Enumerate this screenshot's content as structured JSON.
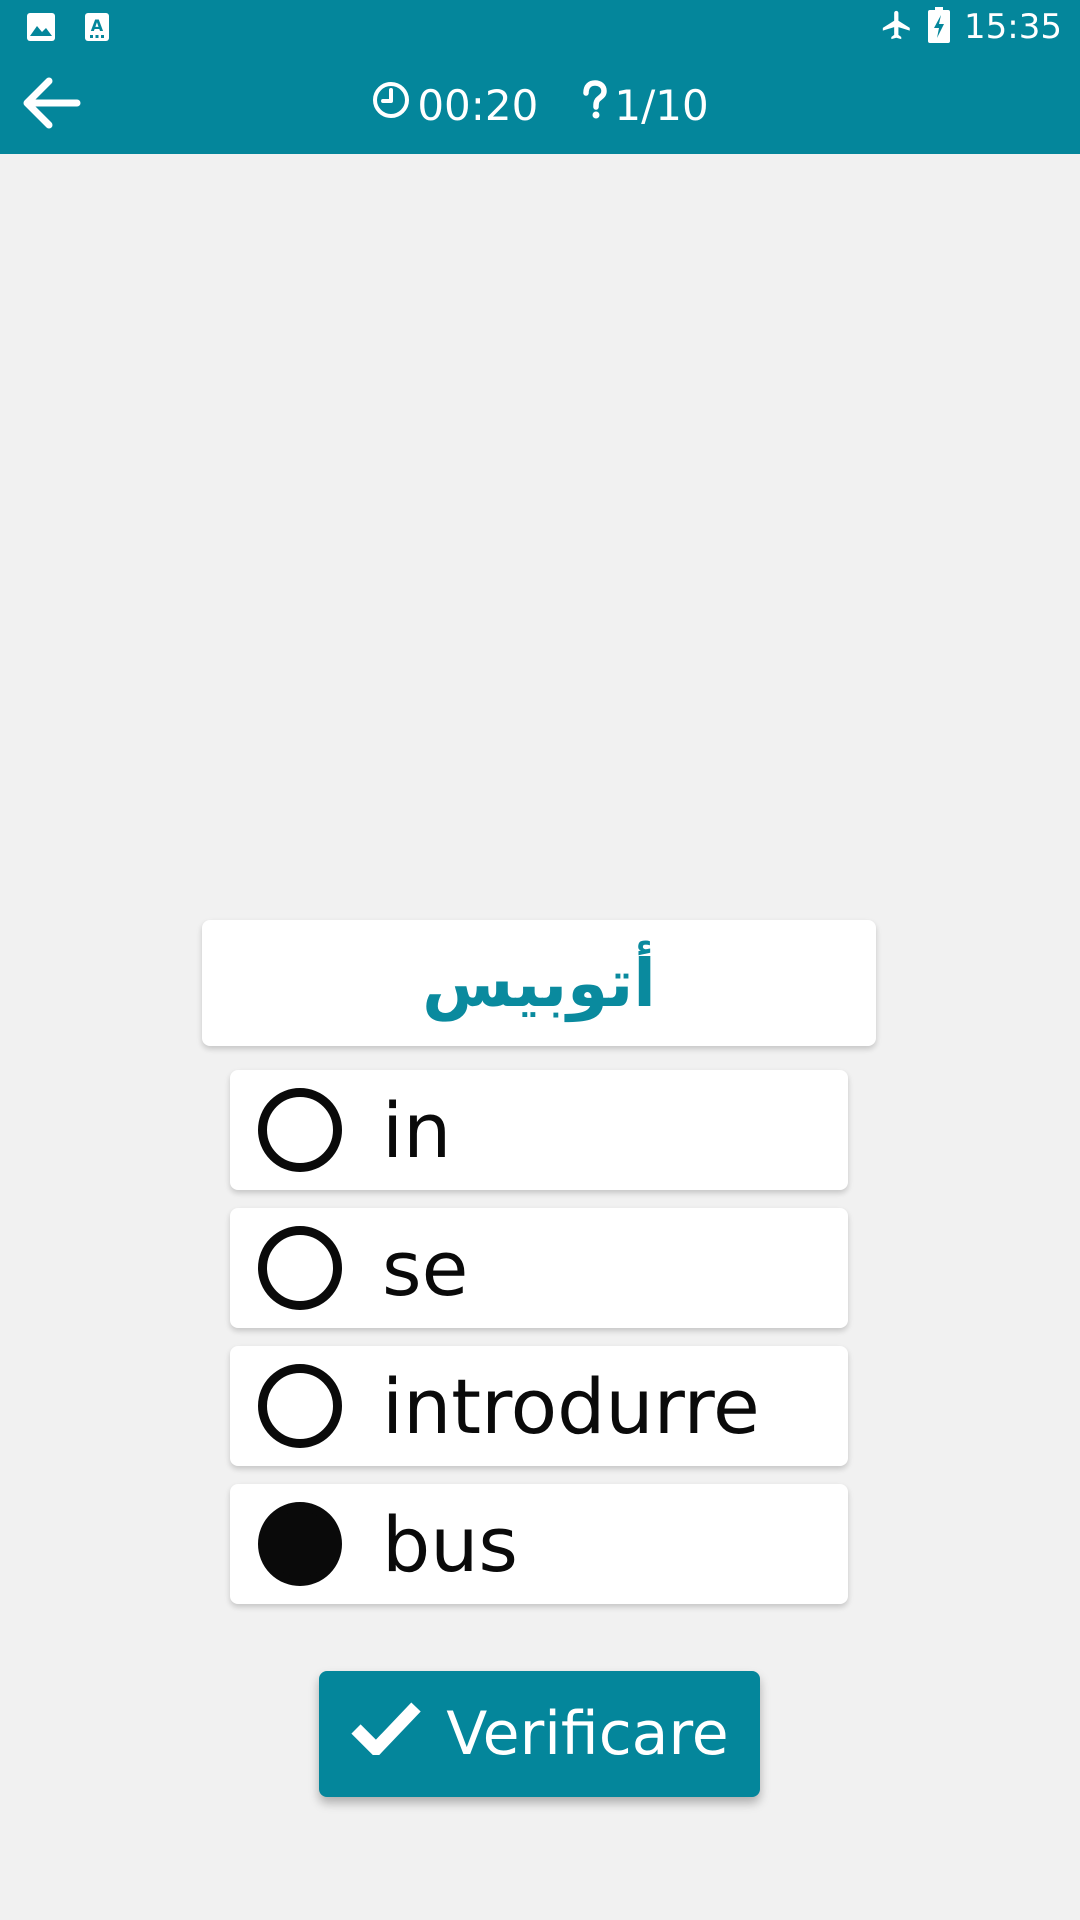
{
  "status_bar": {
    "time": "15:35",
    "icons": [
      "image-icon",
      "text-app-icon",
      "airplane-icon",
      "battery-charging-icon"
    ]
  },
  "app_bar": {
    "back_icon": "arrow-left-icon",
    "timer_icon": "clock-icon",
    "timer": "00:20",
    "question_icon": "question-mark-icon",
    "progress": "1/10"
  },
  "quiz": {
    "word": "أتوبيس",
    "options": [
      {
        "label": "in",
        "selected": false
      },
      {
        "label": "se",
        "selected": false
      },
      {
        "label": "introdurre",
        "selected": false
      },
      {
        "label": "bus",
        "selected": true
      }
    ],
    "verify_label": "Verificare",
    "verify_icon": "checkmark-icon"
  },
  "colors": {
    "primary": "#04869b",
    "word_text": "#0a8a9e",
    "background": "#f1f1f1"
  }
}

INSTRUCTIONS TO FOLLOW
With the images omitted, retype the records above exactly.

FINISHED TASK
Enumerate this screenshot's content as structured JSON.
{
  "status_bar": {
    "time": "15:35",
    "icons": [
      "image-icon",
      "text-app-icon",
      "airplane-icon",
      "battery-charging-icon"
    ]
  },
  "app_bar": {
    "back_icon": "arrow-left-icon",
    "timer_icon": "clock-icon",
    "timer": "00:20",
    "question_icon": "question-mark-icon",
    "progress": "1/10"
  },
  "quiz": {
    "word": "أتوبيس",
    "options": [
      {
        "label": "in",
        "selected": false
      },
      {
        "label": "se",
        "selected": false
      },
      {
        "label": "introdurre",
        "selected": false
      },
      {
        "label": "bus",
        "selected": true
      }
    ],
    "verify_label": "Verificare",
    "verify_icon": "checkmark-icon"
  },
  "colors": {
    "primary": "#04869b",
    "word_text": "#0a8a9e",
    "background": "#f1f1f1"
  }
}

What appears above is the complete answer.